The last day in Brussels we had breakfast at Le Pain Quotidien, a restaurant-bakery founded in Brussels in 1990 by Alain Coumont, a chef who, upon realizing that he didn’t like the bread available for his restaurant, decided to make his own. He opened a small place in the rue Dansaert, and that small shop is now an international business.
We went to the one that’s inside the Galeries Royales St. Hubert without knowing what it was or what it had. It was probably one of the best decisions of the whole trip. The coffee was great, the food was fresh and the bread was amazing.
From there, were walked to one of the most recommended book shops in Brussels: Tropismes.
The place isn’t too big, but the charming thing about it is that they managed to put books in every single space they had. Between the furniture, on top of other books, under the stairs, you name it.
As always, I searched for the Latin American Literature shelves and I soon found Julio, Carlos and Gabriel, among others, standing next to one another in a bottom shelf.
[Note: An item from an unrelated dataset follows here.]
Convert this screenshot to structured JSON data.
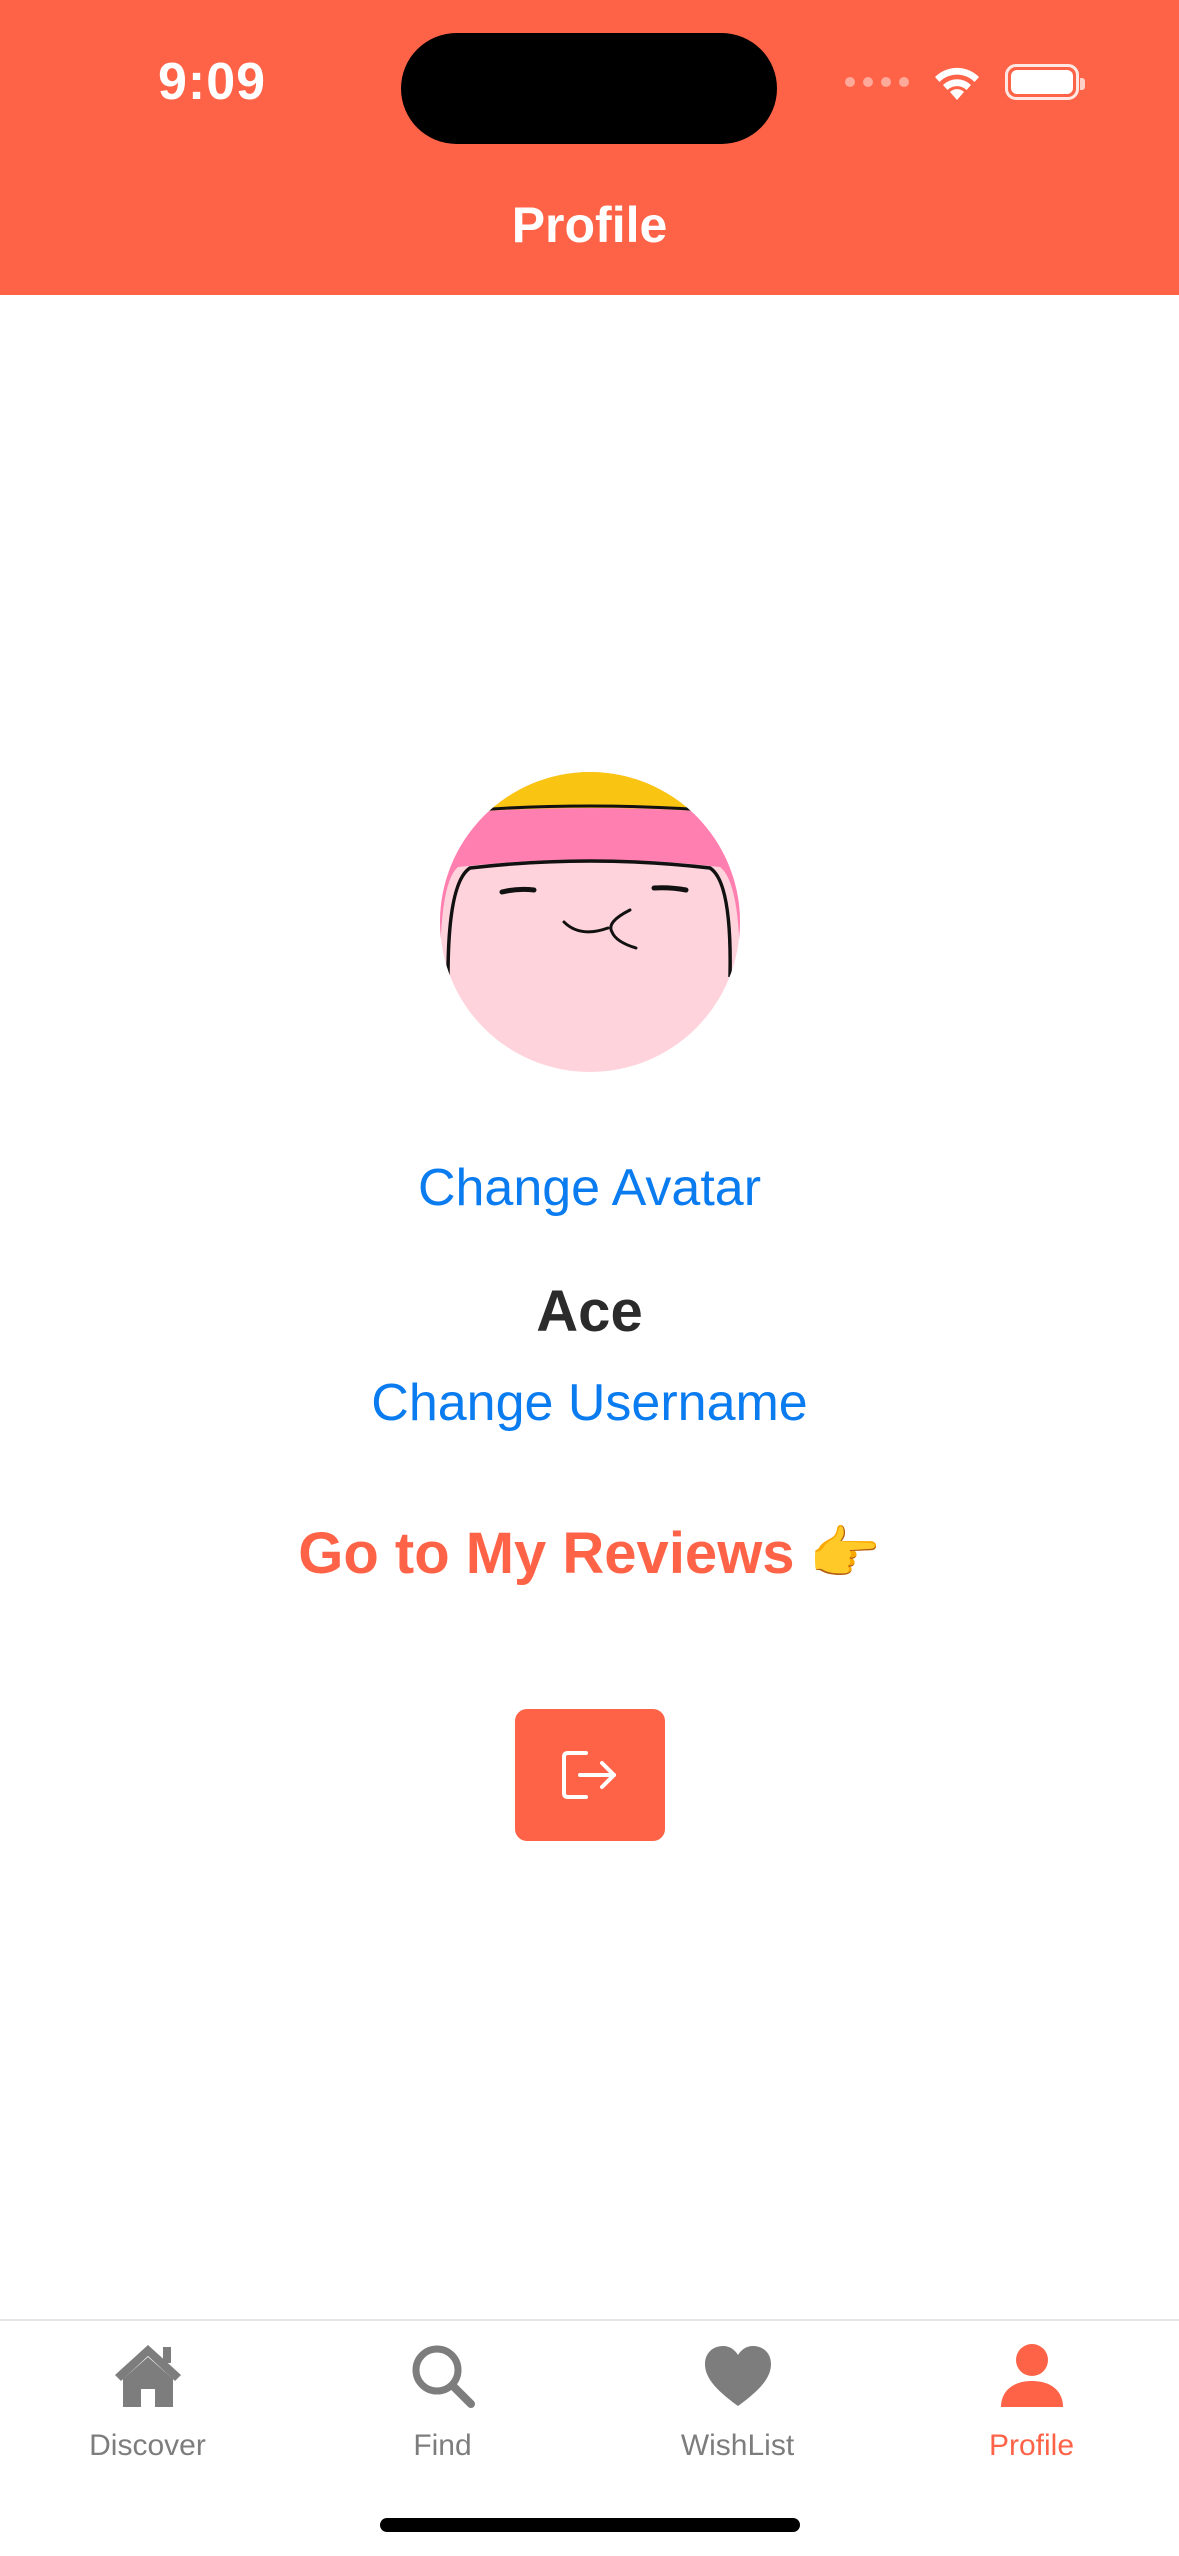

That same day we went to Bruges and let me tell you that the train station was chaotic. Every single train (and I mean literally every single train) was at least 30 minutes late and nobody knew what was going on or what to do. They say you don’t appreciate what you have until you lose it; well I am never complaining about German trains again. Yes, they’re always late, especially during the winter, but at least you know why and how long they’ll take.
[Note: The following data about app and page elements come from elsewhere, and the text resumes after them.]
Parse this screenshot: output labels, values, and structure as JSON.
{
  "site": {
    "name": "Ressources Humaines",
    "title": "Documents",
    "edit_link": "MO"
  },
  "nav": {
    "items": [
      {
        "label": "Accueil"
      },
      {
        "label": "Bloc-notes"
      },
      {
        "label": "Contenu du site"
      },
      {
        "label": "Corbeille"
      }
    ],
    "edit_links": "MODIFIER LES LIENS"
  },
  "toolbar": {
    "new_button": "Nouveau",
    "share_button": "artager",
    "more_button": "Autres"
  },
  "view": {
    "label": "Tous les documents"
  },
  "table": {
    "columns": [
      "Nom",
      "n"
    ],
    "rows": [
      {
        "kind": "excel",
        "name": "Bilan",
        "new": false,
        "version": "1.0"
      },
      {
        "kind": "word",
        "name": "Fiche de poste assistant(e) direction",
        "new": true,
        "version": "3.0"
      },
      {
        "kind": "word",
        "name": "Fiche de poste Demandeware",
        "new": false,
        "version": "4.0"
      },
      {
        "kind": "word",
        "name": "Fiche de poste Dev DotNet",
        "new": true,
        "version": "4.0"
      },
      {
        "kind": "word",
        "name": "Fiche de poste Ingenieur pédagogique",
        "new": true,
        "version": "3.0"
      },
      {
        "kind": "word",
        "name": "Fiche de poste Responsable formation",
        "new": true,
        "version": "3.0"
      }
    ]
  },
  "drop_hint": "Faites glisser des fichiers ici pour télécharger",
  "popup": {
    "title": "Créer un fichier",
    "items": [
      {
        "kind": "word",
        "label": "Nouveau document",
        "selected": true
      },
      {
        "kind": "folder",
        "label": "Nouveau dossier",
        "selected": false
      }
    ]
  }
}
Bruges is Brugge in Dutch, which derives from Old Dutch and means ‘bridges’. The earliest accounts of the name are from around the year 840 and include the variants Bruggas y Brvggas. The Anglo Saxon Chronicle, historical document that I was able to study this semester, mentions the city under the names of Bricge in the year 1037, and Brycge in the years 1049 and 1052.
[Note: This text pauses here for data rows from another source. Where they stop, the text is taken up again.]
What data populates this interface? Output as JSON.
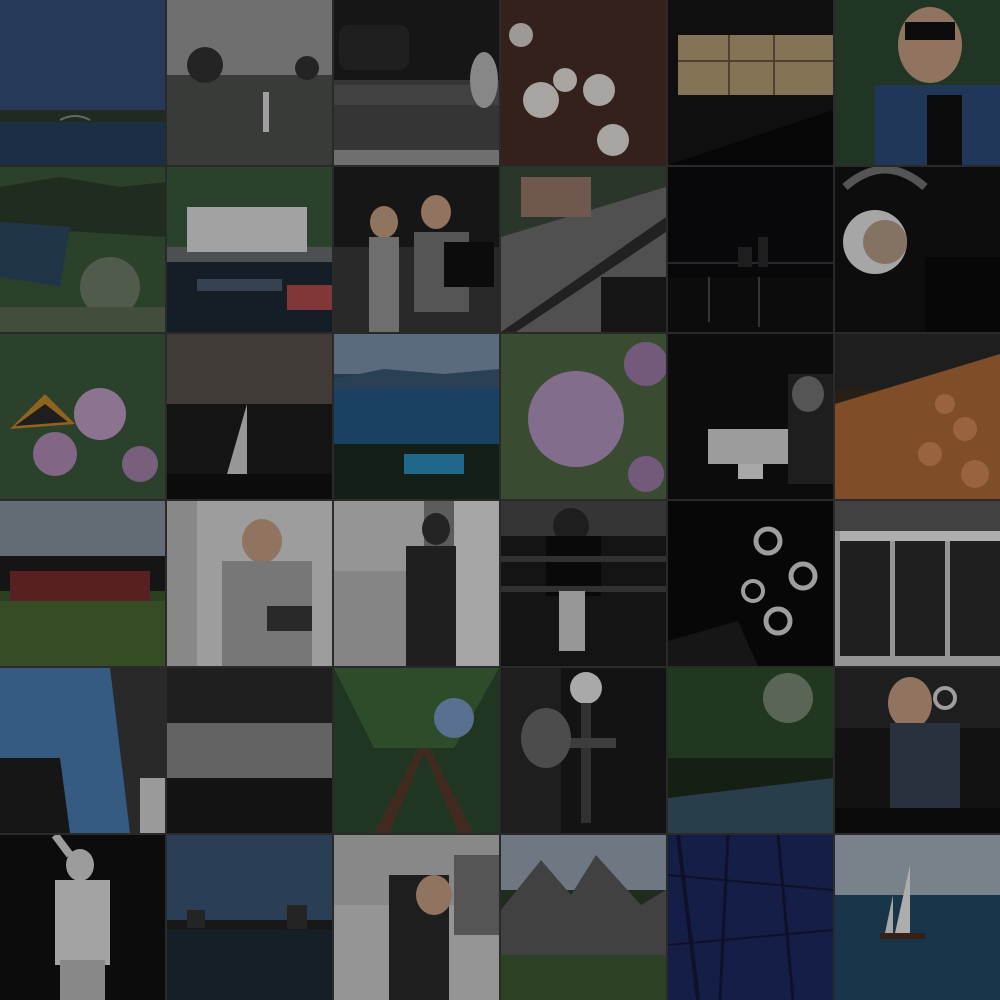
{
  "grid": {
    "columns": 6,
    "rows": 6
  },
  "photos": [
    {
      "subject": "lake-with-bridge-at-dusk"
    },
    {
      "subject": "person-in-grassy-field"
    },
    {
      "subject": "woman-beside-car-and-railing"
    },
    {
      "subject": "chocolate-dessert-with-marshmallows"
    },
    {
      "subject": "dim-interior-with-window"
    },
    {
      "subject": "man-with-glasses-portrait"
    },
    {
      "subject": "coastal-town-aerial-view"
    },
    {
      "subject": "outdoor-cafe-tables"
    },
    {
      "subject": "two-men-outdoors"
    },
    {
      "subject": "street-with-cars-from-above"
    },
    {
      "subject": "city-skyline-at-night"
    },
    {
      "subject": "headphones-closeup"
    },
    {
      "subject": "butterfly-on-purple-flowers"
    },
    {
      "subject": "dark-interior-silhouette"
    },
    {
      "subject": "harbor-with-palms-and-pool"
    },
    {
      "subject": "purple-flower-closeup"
    },
    {
      "subject": "person-with-board-game"
    },
    {
      "subject": "fruit-stand"
    },
    {
      "subject": "crowd-on-sports-field"
    },
    {
      "subject": "man-pouring-drink"
    },
    {
      "subject": "man-in-coat-by-house"
    },
    {
      "subject": "person-at-fence"
    },
    {
      "subject": "smoke-rings"
    },
    {
      "subject": "snowy-recycling-bins"
    },
    {
      "subject": "buildings-against-sky"
    },
    {
      "subject": "calm-water-shore"
    },
    {
      "subject": "tall-trees-from-below"
    },
    {
      "subject": "hookah-smoke"
    },
    {
      "subject": "forest-river"
    },
    {
      "subject": "person-exhaling-smoke"
    },
    {
      "subject": "dancer-black-and-white"
    },
    {
      "subject": "city-waterfront-at-dusk"
    },
    {
      "subject": "smiling-woman-outdoors"
    },
    {
      "subject": "mountain-cliffs-valley"
    },
    {
      "subject": "blue-textured-wall"
    },
    {
      "subject": "sailboat-on-sea"
    }
  ]
}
Fun fact: in Spanish, it’s called “Brujas” which literally translates to “Witches”. It’s a rather unfortunate name, but if you ask my dad, he calls it ‘the most beautiful city in the world’.
We arrived in Bruges and the first thing we did (apart from eating and leaving the luggage at the apartment) was look for the Church of Our Lady, which is the place where the Madonna of Bruges is. I was looking forward to seeing her because of the movie The Monuments Men, which is one of my favorite movies.
The Madonna of Bruges is a marble sculpture made by Michelangelo in 1504, and it’s only 1.23 m tall. It has only left Belgium in two occasions: when it was taken to France in 1794 and when it was taken to Germany in 1944.
We found her beautiful and sitting in her chapel, as she always should be.
Afterwards we went to the museum-gallery of Salvador Dalí, but first we stopped by a book shop I had seen on the way to the Madonna.
It was a pretty place, small too, but full of books and other literature-related objects. One thing I love doing whenever I travel is going to local book stores. I love to see what books they sell, how they arrange them, what languages are they in. I always try to buy something small, a book store souvenir if you will, but I don’t always purchase books because I don’t always understand the language.
Museum Gallery Xpo Salvador Dali
The museum-gallery isn’t big either, but it’s well located (in the Central Square), and it has some of Dali’s less known works.
It is just one room, which is why you don’t spend a lot of time in there. For those who are like me, who love galleries bur really dislike Dali, the size is ideal.
Hanging from one of the walls, I found this version of Alice’s Adventures in Wonderland. I would have loved to see the whole edition.